▶ **What you will do**: All records after this line are to be returned verbatim.

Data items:
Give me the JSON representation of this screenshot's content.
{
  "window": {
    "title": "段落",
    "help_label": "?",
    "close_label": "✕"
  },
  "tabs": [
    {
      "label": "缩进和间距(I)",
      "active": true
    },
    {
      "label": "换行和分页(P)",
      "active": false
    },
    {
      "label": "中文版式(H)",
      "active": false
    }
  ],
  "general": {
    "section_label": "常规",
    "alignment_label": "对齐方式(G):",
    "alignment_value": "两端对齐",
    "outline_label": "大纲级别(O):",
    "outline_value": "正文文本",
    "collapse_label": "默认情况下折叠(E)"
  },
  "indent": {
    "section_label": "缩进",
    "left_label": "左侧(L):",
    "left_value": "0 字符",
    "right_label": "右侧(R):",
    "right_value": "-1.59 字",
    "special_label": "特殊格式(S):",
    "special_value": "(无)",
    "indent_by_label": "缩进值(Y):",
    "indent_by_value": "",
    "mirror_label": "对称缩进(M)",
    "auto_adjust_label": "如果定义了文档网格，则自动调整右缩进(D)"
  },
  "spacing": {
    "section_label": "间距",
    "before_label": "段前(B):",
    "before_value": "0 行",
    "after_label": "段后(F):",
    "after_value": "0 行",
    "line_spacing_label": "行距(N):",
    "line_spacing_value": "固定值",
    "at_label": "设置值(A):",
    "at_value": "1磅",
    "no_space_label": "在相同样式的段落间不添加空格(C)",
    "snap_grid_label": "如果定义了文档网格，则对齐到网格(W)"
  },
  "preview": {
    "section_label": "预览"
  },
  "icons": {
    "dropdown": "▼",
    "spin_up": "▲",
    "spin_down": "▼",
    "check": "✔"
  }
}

▶ **Written response**:
Give me the JSON representation of this screenshot's content.
{
  "window": {
    "title": "段落",
    "help_label": "?",
    "close_label": "✕"
  },
  "tabs": [
    {
      "label": "缩进和间距(I)",
      "active": true
    },
    {
      "label": "换行和分页(P)",
      "active": false
    },
    {
      "label": "中文版式(H)",
      "active": false
    }
  ],
  "general": {
    "section_label": "常规",
    "alignment_label": "对齐方式(G):",
    "alignment_value": "两端对齐",
    "outline_label": "大纲级别(O):",
    "outline_value": "正文文本",
    "collapse_label": "默认情况下折叠(E)"
  },
  "indent": {
    "section_label": "缩进",
    "left_label": "左侧(L):",
    "left_value": "0 字符",
    "right_label": "右侧(R):",
    "right_value": "-1.59 字",
    "special_label": "特殊格式(S):",
    "special_value": "(无)",
    "indent_by_label": "缩进值(Y):",
    "indent_by_value": "",
    "mirror_label": "对称缩进(M)",
    "auto_adjust_label": "如果定义了文档网格，则自动调整右缩进(D)"
  },
  "spacing": {
    "section_label": "间距",
    "before_label": "段前(B):",
    "before_value": "0 行",
    "after_label": "段后(F):",
    "after_value": "0 行",
    "line_spacing_label": "行距(N):",
    "line_spacing_value": "固定值",
    "at_label": "设置值(A):",
    "at_value": "1磅",
    "no_space_label": "在相同样式的段落间不添加空格(C)",
    "snap_grid_label": "如果定义了文档网格，则对齐到网格(W)"
  },
  "preview": {
    "section_label": "预览"
  },
  "icons": {
    "dropdown": "▼",
    "spin_up": "▲",
    "spin_down": "▼",
    "check": "✔"
  }
}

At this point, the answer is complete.